On Eclipse Foundation’s blog, Milinkovich described how–similar to the early trajectory of the commercial Internet, and the importance of the LAMP stack in particular–industrial IoT’s progress is being catalyzed by open source standards and interoperability that allow vendors to drive solutions forward while competing above the common infrastructure level. Eclipse IoT represents the largest open source community that’s driving these open, interoperable, and flexible components.
Eclipse IoT projects are broadly grouped under three categories of innovation critical for building an end-to-end IoT architecture:
- Constrained Devices — the set of libraries that can be deployed on a constrained embedded device to provide a complete IoT development stack.
- Edge Device Gateways — projects that provide capabilities to coordinate the connectivity of a group of sensors and actuators to each other and to external networks.
- IoT Cloud Platform — projects that deliver the highly scalable, multi-cloud software infrastructure and services required to manage and integrate devices and their data. These technologies support deployment flexibility for running IoT workloads at the edge, on any of the leading cloud platforms (e.g. Amazon Web services, Microsoft Azure, Google Cloud), or in enterprise data centers. These projects also facilitate the interoperability of Eclipse IoT-based solutions with existing enterprise applications and other IoT solutions.

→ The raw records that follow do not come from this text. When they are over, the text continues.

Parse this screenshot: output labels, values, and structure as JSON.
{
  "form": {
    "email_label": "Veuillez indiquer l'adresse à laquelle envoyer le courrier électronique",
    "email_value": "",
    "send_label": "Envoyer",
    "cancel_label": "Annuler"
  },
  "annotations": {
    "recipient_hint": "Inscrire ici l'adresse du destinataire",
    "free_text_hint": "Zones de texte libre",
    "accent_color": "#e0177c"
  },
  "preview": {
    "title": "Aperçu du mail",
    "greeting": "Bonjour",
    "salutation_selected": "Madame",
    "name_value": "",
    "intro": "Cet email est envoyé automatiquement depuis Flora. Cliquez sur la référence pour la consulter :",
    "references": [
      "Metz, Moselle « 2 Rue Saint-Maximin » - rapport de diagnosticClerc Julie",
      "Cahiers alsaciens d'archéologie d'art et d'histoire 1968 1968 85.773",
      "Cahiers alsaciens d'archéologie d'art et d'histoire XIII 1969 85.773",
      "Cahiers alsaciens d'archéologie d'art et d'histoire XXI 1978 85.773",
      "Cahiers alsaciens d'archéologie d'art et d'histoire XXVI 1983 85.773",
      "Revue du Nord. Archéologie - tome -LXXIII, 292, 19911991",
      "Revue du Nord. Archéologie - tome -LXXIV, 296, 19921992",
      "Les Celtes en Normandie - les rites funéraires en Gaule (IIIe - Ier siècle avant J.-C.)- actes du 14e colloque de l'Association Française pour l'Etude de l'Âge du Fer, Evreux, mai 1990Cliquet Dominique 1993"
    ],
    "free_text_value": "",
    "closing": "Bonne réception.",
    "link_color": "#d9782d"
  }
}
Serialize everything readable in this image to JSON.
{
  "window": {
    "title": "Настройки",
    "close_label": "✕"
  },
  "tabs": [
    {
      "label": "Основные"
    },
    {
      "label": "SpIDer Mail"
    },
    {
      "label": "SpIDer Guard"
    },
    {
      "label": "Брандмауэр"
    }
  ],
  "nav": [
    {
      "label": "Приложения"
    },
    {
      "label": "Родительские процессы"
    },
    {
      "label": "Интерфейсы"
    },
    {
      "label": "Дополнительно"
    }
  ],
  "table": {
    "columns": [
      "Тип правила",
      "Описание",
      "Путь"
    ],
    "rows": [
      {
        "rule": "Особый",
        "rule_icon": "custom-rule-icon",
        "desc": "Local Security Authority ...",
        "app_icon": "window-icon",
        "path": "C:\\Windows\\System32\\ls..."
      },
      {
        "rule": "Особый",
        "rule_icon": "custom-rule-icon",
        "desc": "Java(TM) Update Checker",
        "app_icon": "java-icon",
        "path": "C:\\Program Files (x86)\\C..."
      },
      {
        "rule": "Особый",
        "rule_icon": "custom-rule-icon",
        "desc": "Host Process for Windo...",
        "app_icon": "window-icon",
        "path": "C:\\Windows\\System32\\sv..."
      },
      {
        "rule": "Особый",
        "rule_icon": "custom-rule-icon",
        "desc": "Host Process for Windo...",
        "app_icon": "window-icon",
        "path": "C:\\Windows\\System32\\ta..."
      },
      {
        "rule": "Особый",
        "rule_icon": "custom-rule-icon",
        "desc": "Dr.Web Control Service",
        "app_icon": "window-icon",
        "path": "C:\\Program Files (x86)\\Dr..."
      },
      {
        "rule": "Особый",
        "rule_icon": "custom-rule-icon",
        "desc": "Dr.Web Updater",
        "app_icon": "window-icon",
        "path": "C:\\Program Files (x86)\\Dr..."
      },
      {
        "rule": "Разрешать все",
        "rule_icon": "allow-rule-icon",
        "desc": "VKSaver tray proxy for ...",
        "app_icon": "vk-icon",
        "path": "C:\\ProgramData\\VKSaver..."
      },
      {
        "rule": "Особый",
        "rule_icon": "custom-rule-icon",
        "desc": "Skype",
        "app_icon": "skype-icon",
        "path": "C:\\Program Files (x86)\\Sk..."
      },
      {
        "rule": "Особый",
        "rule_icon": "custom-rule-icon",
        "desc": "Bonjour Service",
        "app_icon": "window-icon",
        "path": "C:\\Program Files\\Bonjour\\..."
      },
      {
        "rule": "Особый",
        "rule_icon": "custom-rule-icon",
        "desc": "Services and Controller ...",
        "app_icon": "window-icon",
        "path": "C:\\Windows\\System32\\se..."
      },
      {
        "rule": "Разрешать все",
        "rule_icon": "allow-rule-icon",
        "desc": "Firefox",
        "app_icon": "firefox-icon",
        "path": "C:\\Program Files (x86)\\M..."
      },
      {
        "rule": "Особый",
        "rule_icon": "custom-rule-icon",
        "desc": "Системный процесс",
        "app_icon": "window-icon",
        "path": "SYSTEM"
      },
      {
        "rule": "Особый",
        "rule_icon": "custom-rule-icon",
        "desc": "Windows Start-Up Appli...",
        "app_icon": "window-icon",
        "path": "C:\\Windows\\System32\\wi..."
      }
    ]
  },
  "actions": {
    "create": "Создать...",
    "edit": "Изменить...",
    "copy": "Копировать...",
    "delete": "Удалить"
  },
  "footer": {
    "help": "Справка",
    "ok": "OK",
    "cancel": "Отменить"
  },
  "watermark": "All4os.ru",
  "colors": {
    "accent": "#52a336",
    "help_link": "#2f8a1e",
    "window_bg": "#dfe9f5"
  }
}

In addition to the Bosch IoT Suite, Eclipse IoT technologies are powering production-ready, commercial IoT offerings from other leading vendors. Eurotech’s award-winning Everyware IoT integrated IoT portfolio is based on Eclipse IoT projects. Everyware Software Framework is an enterprise-ready IoT edge framework based on Eclipse Kura, a Java/OSGi middleware for IoT gateways. Everyware Cloud, an enterprise-ready edition of Eclipse Kapua, offers an open, modular, and microservices-based IoT cloud platform.
“The market adoption of new business models is driving the demand for more agile, secure, and flexible solutions based on open standards and open source technologies. This trend contributed to Eurotech’s decision, in 2012, to become a founding member of the Eclipse IoT Working Group hosted by the Eclipse Foundation”, said Giuseppe Surace, Chief Product and Marketing Officer at Eurotech. “The Eclipse Foundation is the place where industry leaders collaborate to deliver innovative and extensible tools, frameworks, and runtime components for an open development environment. Within Eclipse IoT, Eurotech is working with Cloudera, Red Hat, and others to develop key IoT runtimes and other enabling technologies that will deliver an integrated, end-to-end open IoT architecture. Eurotech was the original contributor to the Eclipse Kura and Eclipse Kapua projects within the IoT Working Group. Our core objective is to ensure that when customers are ready to deploy IoT, the solutions will be there.”
IoT ecosystem leaders join Eclipse IoT to take advantage of the following opportunities:
- Participate in industry collaborations to develop common open IoT platforms for Industrial IoT, Industry 4.0, Smart Home, Edge Computing, and more.
- Ensure the quality and sustainability of an end-to-end enterprise IoT architecture fully based on open source and open standards
- Play a role in defining Eclipse IoT strategic priorities
- Gain insights into the Eclipse IoT technology roadmap and direction
- Benchmark and learn best practices from peers for leveraging open IoT technologies to accelerate product development and improve time-to-revenue
Learn more about joining the Eclipse IoT or participating in any of its projects.